An arm's length affidavit is to promise the bank that the parties do not know each other and that there is no pre-existing relationship between the seller and the buyer.
When people get into financial trouble, crooks can smell distress a mile away. They seem to constantly be cooking up schemes that take advantage of those homeowners who are facing foreclosure.
Due in part to the short sale flippers and shady double-escrow deals on short sales, banks have cracked down.
Why Banks Require an Arm's-Length Affidavit in a Short Sale
An arm's-length affidavit is a document created by a short sale bank in an attempt to prevent sellers from selling to a relative and to curb mortgage fraud. The reason the bank does not want a seller to transfer title to a relative in a short sale is that sellers cannot profit from a short sale.
Sometimes sellers make side agreements with relatives or friends to act as a straw buyer. Then, after the transaction closes, those pretend buyers quickly transfer title back to the seller. This practice, in effect, means the sellers have repurchased their home at maybe half the cost, which greatly benefits those sellers. But, banks make the rules and say sellers can't benefit. If they wanted sellers to benefit, they would agree to a loan modification.
What a Short Sale Arm's-Length Affidavit Contains
Most banks create their own arm's-length affidavits. The specifics are typically non-negotiable. Further, the language can vary from one affidavit to another. Following are the points contained in a basic arms-length affidavit:
- It references the property address, names of the sellers, buyers, agents, and the fact that it is an arm's-length transaction.
- No party to the short sale contract is a family member, business associate, or a person who shares a business interest with the seller.
- There are no hidden terms or special agreements among buyers, sellers, and/or agents.
- Once the transaction closes, the sellers will not rent back the home or try to regain title to it, unless the bank permits.
- None of the parties will receive any compensation except for the commission paid to the agents.
If you sign an arms-length affidavit for your short sale and then violate it, you could be held liable for mortgage fraud. Mortgage fraud falls under the jurisdiction of the F.B.I.

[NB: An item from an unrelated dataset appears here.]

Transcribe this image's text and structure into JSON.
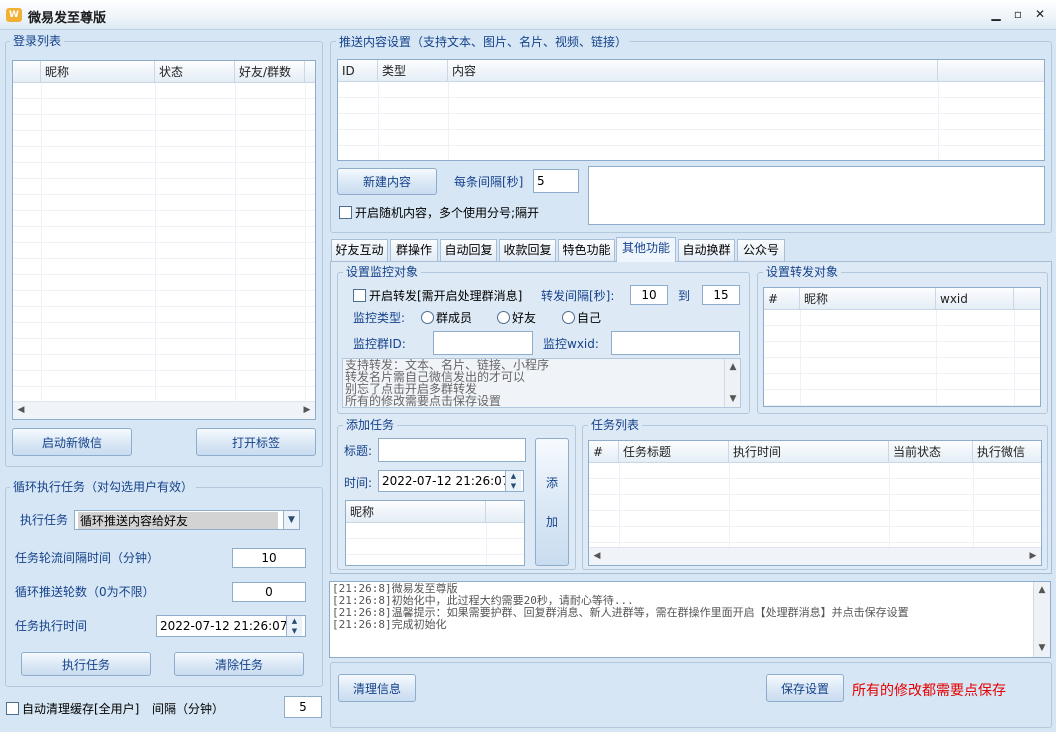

Moreover, if anybody tells you that it's alright to sell to a relative, make sure you clarify your relationship with the buyer to the bank before closing.